**What to produce:** Set down every record below exactly as written.

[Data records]
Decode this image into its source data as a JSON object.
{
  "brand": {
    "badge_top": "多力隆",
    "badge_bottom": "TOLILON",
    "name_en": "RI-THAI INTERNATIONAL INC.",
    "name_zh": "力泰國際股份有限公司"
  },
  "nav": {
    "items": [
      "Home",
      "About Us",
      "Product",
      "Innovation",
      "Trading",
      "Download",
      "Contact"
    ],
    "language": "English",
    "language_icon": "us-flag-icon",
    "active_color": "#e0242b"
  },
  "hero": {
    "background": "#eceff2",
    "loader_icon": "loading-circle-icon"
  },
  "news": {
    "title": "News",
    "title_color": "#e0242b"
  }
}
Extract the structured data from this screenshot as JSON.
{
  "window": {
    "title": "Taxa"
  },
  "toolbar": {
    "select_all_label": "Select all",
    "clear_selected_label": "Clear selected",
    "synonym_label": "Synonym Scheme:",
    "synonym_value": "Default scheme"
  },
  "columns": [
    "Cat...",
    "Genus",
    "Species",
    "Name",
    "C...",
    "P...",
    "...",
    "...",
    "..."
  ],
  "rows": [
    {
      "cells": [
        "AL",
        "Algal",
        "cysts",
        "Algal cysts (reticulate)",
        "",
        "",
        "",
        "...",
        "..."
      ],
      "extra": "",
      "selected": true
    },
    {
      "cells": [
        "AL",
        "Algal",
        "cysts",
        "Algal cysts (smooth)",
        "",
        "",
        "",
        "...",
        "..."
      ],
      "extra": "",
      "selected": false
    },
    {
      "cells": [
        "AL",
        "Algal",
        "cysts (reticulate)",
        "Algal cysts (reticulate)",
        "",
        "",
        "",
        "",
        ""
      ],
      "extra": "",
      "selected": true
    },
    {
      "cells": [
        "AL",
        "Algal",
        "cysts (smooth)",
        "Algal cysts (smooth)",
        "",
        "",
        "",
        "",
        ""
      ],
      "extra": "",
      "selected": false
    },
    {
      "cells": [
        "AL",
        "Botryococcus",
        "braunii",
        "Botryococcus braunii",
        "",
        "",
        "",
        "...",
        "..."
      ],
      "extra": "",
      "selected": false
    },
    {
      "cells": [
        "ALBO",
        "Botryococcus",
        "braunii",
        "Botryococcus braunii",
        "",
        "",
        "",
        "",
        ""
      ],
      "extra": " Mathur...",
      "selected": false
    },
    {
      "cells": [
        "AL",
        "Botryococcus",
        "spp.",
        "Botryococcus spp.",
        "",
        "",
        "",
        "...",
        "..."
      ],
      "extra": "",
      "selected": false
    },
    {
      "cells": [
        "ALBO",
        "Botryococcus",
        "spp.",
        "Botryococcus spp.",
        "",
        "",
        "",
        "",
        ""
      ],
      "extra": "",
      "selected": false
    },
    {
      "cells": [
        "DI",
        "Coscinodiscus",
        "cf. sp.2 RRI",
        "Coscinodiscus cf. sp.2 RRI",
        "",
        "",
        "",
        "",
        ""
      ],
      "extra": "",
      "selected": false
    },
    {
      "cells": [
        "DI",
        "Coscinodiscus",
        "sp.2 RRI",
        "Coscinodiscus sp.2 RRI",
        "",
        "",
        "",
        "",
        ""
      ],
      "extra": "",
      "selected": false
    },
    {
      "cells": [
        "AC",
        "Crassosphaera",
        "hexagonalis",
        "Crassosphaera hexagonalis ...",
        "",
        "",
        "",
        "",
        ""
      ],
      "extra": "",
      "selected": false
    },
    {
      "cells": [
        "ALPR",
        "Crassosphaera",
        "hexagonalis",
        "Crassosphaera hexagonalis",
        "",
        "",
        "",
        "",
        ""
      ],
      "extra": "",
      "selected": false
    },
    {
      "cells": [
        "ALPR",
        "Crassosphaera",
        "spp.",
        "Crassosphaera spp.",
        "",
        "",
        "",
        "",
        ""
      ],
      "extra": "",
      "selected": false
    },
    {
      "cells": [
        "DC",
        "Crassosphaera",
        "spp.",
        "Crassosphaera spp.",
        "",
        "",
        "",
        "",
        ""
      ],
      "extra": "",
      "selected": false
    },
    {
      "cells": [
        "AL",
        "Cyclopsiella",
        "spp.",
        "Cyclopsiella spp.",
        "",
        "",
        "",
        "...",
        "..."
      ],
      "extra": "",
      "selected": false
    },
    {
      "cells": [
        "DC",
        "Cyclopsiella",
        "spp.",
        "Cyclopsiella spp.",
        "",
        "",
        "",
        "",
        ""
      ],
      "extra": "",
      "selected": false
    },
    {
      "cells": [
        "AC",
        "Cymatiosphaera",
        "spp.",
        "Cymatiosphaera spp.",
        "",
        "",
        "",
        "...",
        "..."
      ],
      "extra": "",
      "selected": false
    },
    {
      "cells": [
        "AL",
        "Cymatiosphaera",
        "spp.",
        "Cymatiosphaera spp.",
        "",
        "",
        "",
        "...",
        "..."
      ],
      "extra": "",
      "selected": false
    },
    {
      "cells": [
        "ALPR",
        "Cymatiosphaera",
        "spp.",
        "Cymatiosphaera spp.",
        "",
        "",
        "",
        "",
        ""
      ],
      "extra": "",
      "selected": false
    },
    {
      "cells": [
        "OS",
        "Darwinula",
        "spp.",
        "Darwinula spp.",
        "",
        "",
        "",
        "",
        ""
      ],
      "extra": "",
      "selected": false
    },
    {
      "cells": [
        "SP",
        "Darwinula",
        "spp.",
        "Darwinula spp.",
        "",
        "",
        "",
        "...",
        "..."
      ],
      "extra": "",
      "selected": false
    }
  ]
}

**Written response:**
Decode this image into its source data as a JSON object.
{
  "brand": {
    "badge_top": "多力隆",
    "badge_bottom": "TOLILON",
    "name_en": "RI-THAI INTERNATIONAL INC.",
    "name_zh": "力泰國際股份有限公司"
  },
  "nav": {
    "items": [
      "Home",
      "About Us",
      "Product",
      "Innovation",
      "Trading",
      "Download",
      "Contact"
    ],
    "language": "English",
    "language_icon": "us-flag-icon",
    "active_color": "#e0242b"
  },
  "hero": {
    "background": "#eceff2",
    "loader_icon": "loading-circle-icon"
  },
  "news": {
    "title": "News",
    "title_color": "#e0242b"
  }
}
Extract the structured data from this screenshot as JSON.
{
  "window": {
    "title": "Taxa"
  },
  "toolbar": {
    "select_all_label": "Select all",
    "clear_selected_label": "Clear selected",
    "synonym_label": "Synonym Scheme:",
    "synonym_value": "Default scheme"
  },
  "columns": [
    "Cat...",
    "Genus",
    "Species",
    "Name",
    "C...",
    "P...",
    "...",
    "...",
    "..."
  ],
  "rows": [
    {
      "cells": [
        "AL",
        "Algal",
        "cysts",
        "Algal cysts (reticulate)",
        "",
        "",
        "",
        "...",
        "..."
      ],
      "extra": "",
      "selected": true
    },
    {
      "cells": [
        "AL",
        "Algal",
        "cysts",
        "Algal cysts (smooth)",
        "",
        "",
        "",
        "...",
        "..."
      ],
      "extra": "",
      "selected": false
    },
    {
      "cells": [
        "AL",
        "Algal",
        "cysts (reticulate)",
        "Algal cysts (reticulate)",
        "",
        "",
        "",
        "",
        ""
      ],
      "extra": "",
      "selected": true
    },
    {
      "cells": [
        "AL",
        "Algal",
        "cysts (smooth)",
        "Algal cysts (smooth)",
        "",
        "",
        "",
        "",
        ""
      ],
      "extra": "",
      "selected": false
    },
    {
      "cells": [
        "AL",
        "Botryococcus",
        "braunii",
        "Botryococcus braunii",
        "",
        "",
        "",
        "...",
        "..."
      ],
      "extra": "",
      "selected": false
    },
    {
      "cells": [
        "ALBO",
        "Botryococcus",
        "braunii",
        "Botryococcus braunii",
        "",
        "",
        "",
        "",
        ""
      ],
      "extra": " Mathur...",
      "selected": false
    },
    {
      "cells": [
        "AL",
        "Botryococcus",
        "spp.",
        "Botryococcus spp.",
        "",
        "",
        "",
        "...",
        "..."
      ],
      "extra": "",
      "selected": false
    },
    {
      "cells": [
        "ALBO",
        "Botryococcus",
        "spp.",
        "Botryococcus spp.",
        "",
        "",
        "",
        "",
        ""
      ],
      "extra": "",
      "selected": false
    },
    {
      "cells": [
        "DI",
        "Coscinodiscus",
        "cf. sp.2 RRI",
        "Coscinodiscus cf. sp.2 RRI",
        "",
        "",
        "",
        "",
        ""
      ],
      "extra": "",
      "selected": false
    },
    {
      "cells": [
        "DI",
        "Coscinodiscus",
        "sp.2 RRI",
        "Coscinodiscus sp.2 RRI",
        "",
        "",
        "",
        "",
        ""
      ],
      "extra": "",
      "selected": false
    },
    {
      "cells": [
        "AC",
        "Crassosphaera",
        "hexagonalis",
        "Crassosphaera hexagonalis ...",
        "",
        "",
        "",
        "",
        ""
      ],
      "extra": "",
      "selected": false
    },
    {
      "cells": [
        "ALPR",
        "Crassosphaera",
        "hexagonalis",
        "Crassosphaera hexagonalis",
        "",
        "",
        "",
        "",
        ""
      ],
      "extra": "",
      "selected": false
    },
    {
      "cells": [
        "ALPR",
        "Crassosphaera",
        "spp.",
        "Crassosphaera spp.",
        "",
        "",
        "",
        "",
        ""
      ],
      "extra": "",
      "selected": false
    },
    {
      "cells": [
        "DC",
        "Crassosphaera",
        "spp.",
        "Crassosphaera spp.",
        "",
        "",
        "",
        "",
        ""
      ],
      "extra": "",
      "selected": false
    },
    {
      "cells": [
        "AL",
        "Cyclopsiella",
        "spp.",
        "Cyclopsiella spp.",
        "",
        "",
        "",
        "...",
        "..."
      ],
      "extra": "",
      "selected": false
    },
    {
      "cells": [
        "DC",
        "Cyclopsiella",
        "spp.",
        "Cyclopsiella spp.",
        "",
        "",
        "",
        "",
        ""
      ],
      "extra": "",
      "selected": false
    },
    {
      "cells": [
        "AC",
        "Cymatiosphaera",
        "spp.",
        "Cymatiosphaera spp.",
        "",
        "",
        "",
        "...",
        "..."
      ],
      "extra": "",
      "selected": false
    },
    {
      "cells": [
        "AL",
        "Cymatiosphaera",
        "spp.",
        "Cymatiosphaera spp.",
        "",
        "",
        "",
        "...",
        "..."
      ],
      "extra": "",
      "selected": false
    },
    {
      "cells": [
        "ALPR",
        "Cymatiosphaera",
        "spp.",
        "Cymatiosphaera spp.",
        "",
        "",
        "",
        "",
        ""
      ],
      "extra": "",
      "selected": false
    },
    {
      "cells": [
        "OS",
        "Darwinula",
        "spp.",
        "Darwinula spp.",
        "",
        "",
        "",
        "",
        ""
      ],
      "extra": "",
      "selected": false
    },
    {
      "cells": [
        "SP",
        "Darwinula",
        "spp.",
        "Darwinula spp.",
        "",
        "",
        "",
        "...",
        "..."
      ],
      "extra": "",
      "selected": false
    }
  ]
}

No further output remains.